'''
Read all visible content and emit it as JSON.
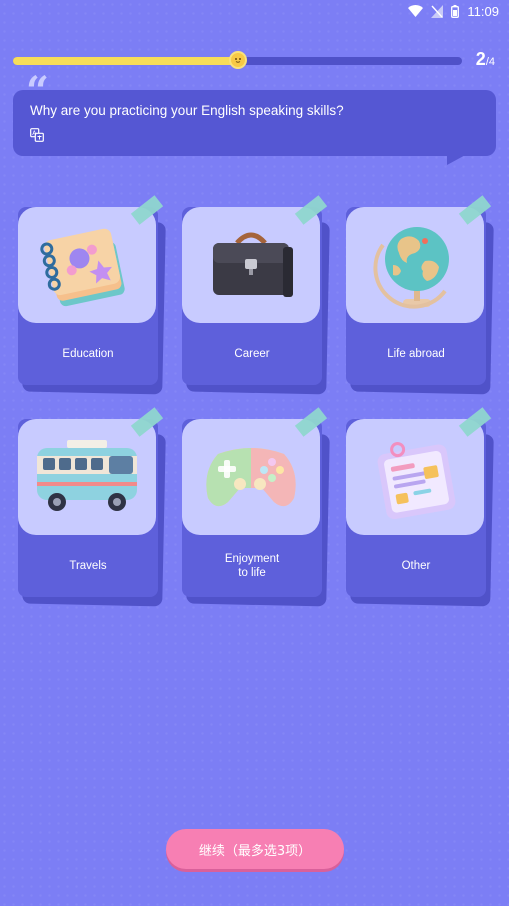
{
  "status_bar": {
    "time": "11:09",
    "icons": [
      "wifi-icon",
      "signal-muted-icon",
      "battery-icon"
    ]
  },
  "progress": {
    "current": "2",
    "total": "/4",
    "fraction": 0.5
  },
  "question": {
    "quote_mark": "“",
    "text": "Why are you practicing your English speaking skills?",
    "translate_icon": "translate-icon"
  },
  "options": [
    {
      "label": "Education",
      "icon": "notebook-icon"
    },
    {
      "label": "Career",
      "icon": "briefcase-icon"
    },
    {
      "label": "Life abroad",
      "icon": "globe-icon"
    },
    {
      "label": "Travels",
      "icon": "bus-icon"
    },
    {
      "label_line1": "Enjoyment",
      "label_line2": "to life",
      "icon": "gamepad-icon"
    },
    {
      "label": "Other",
      "icon": "clipboard-icon"
    }
  ],
  "continue_button": {
    "label": "继续（最多选3项）"
  },
  "colors": {
    "background": "#7c7ef5",
    "card": "#5e60db",
    "image_tile": "#c8cbff",
    "progress_fill": "#f7dd5a",
    "button": "#f77fb3"
  }
}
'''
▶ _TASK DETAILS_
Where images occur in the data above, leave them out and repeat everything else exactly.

▶ _RESULT_
Read all visible content and emit it as JSON.
{
  "status_bar": {
    "time": "11:09",
    "icons": [
      "wifi-icon",
      "signal-muted-icon",
      "battery-icon"
    ]
  },
  "progress": {
    "current": "2",
    "total": "/4",
    "fraction": 0.5
  },
  "question": {
    "quote_mark": "“",
    "text": "Why are you practicing your English speaking skills?",
    "translate_icon": "translate-icon"
  },
  "options": [
    {
      "label": "Education",
      "icon": "notebook-icon"
    },
    {
      "label": "Career",
      "icon": "briefcase-icon"
    },
    {
      "label": "Life abroad",
      "icon": "globe-icon"
    },
    {
      "label": "Travels",
      "icon": "bus-icon"
    },
    {
      "label_line1": "Enjoyment",
      "label_line2": "to life",
      "icon": "gamepad-icon"
    },
    {
      "label": "Other",
      "icon": "clipboard-icon"
    }
  ],
  "continue_button": {
    "label": "继续（最多选3项）"
  },
  "colors": {
    "background": "#7c7ef5",
    "card": "#5e60db",
    "image_tile": "#c8cbff",
    "progress_fill": "#f7dd5a",
    "button": "#f77fb3"
  }
}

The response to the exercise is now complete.